There are two major flavors of JEE6 – the “full” profile, with everything, and the “web” profile, with EJB3 “Lite” and just the most frequently used specs, not the more obscure stuff.
A major emphasis in next-generation Java development is modularity: making hard problems easier by breaking them into a number of less-hard problems. Major endorsement here for OSGi.
As far as Gosling’s concerned, the correct amount of XML required is exactly none 🙂 Many developers in the room agreed with him, and it’s now possible with JEE6 and it’s powerful annotations.
Much of the benefit of dependency injection and resolution that Spring provides has been baking into the core Java EE platform now, and much of the pain of EJB has gone away. In fact, one of the most painful parts of EJBs, CMP Entity Beans, is no longer supported by the spec at all, in favor of JPA.
Glassfish V3 is the JEE6 reference implementation, and it’s OSGi-based.
Then it was demo time: Gosling (with some help from a couple of developer types) fired up Netbeans and Glassfish and did some show and tell of the coolness of JEE6.
We saw a webapp deployed – with no web.xml, no WEB-INF directory at all, everything annotation-based and dependency-injected at the proper times. We saw a stateless EJB auto-deployed to via an OSGi bundle into the container in less than a second, direct from the IDE. No boilerplate, no config, no reams of XML files to bolt it all together, just code and go.
We saw that same app preserve session state even when it was redeployed, which was very cool (a counter was showing the number of hits to the page – code was changed and redeployed, and the counter kept incrementing – and no, it wasn’t stored in a client-side cookie, it was in the session).
I noticed that all the Oracle guys were using Macs, incidentally.
Gosling notes that JEE6 shouldn’t just be one version number past JEE5 – it’s more like JEE 60 in comparison 🙂
Saw the @Schedule annotation, where a bean can be scheduled for execution with cron-like ease, but all within a JVM.
Gosling noted that Felix was the web container under the skin of Glassfish.
We saw the @Observes annotation being used – a way to register listeners without any code or configuration. It was noted that Swing could benefit enormously by this pattern.
Then we saw a demonstration of Glassfish’s web console. The “web profile” of JEE6 doesn’t include JMS by default, so the example shown was adding that support by installing a new bundle in the running container. Two clicks and it was done. A GUI admin console can be added for any bundle, including your own bundles.
Gosling then wrapped up with an overview of some of his personal projects, and then took some questions. He also mentioned a new “app store” for Java that’s in the works, to be coming on “store.java.com”. It’s in the final stages of work now, apparently.
That was the end of the first keynote of TSSJS. In the next few posts I’ll talk about some additional sessions that my associate and I attended, and some of the other good stuff we learned.
The final post in a 3-part walkthrough for automatically versioning and provisioning features for OSGi deployments.
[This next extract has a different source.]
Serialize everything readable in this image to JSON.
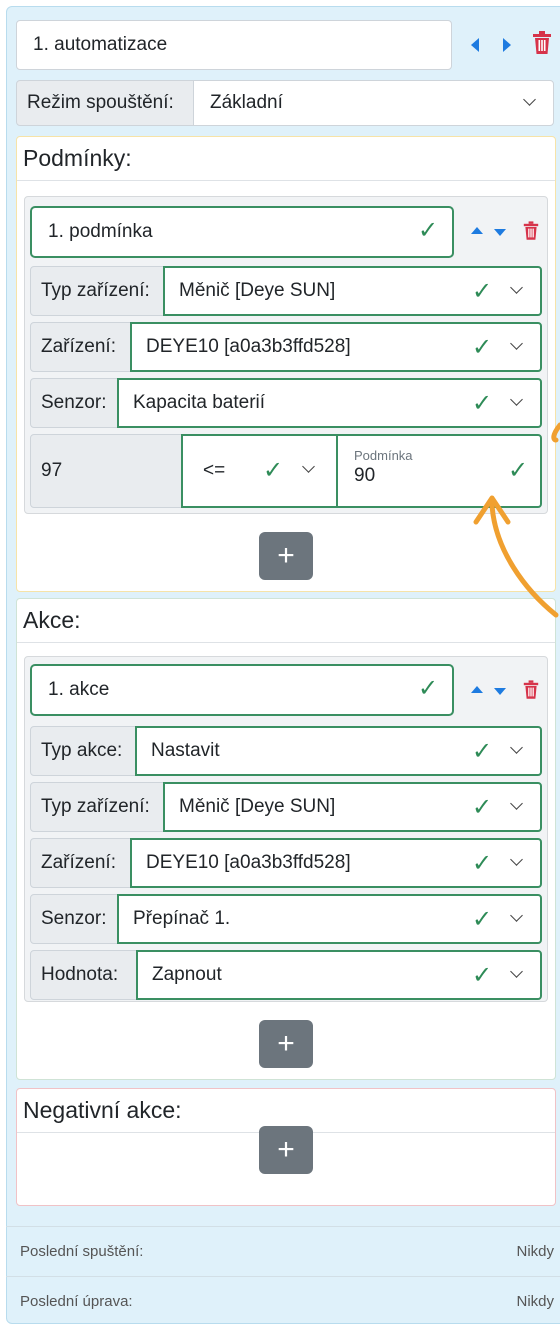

This post discusses how the features.xml file produced by the previous 2 posts can be told to automatically manage version numbers.
The post begins with an explanation of our motivation, discusses a forked modification to an existing Maven plugin which will provide the functionality we require, and finally move into the use of the plugin in the pom.xml.
This post, like the previous posts, is code-heavy with bare descriptions. Questions are very welcome.
(Follow the link for the full blog post)
This is part 2/3 describing how to set up a pom to provision a features.xml for a ServiceMix Deployment, deploy and release the file to Nexus, and automate the handling of version numbers.
The post begins with the simple setup for localized installation. It then moves on to how to get Maven to deploy the artifact to a Nexus repository properly, before explaining the tweaks needed to release to a different repository.
For the XML-phobic, this post is fairly XML-heavy as most of the concepts are self-explanatory.
(Follow the link for the full blog post)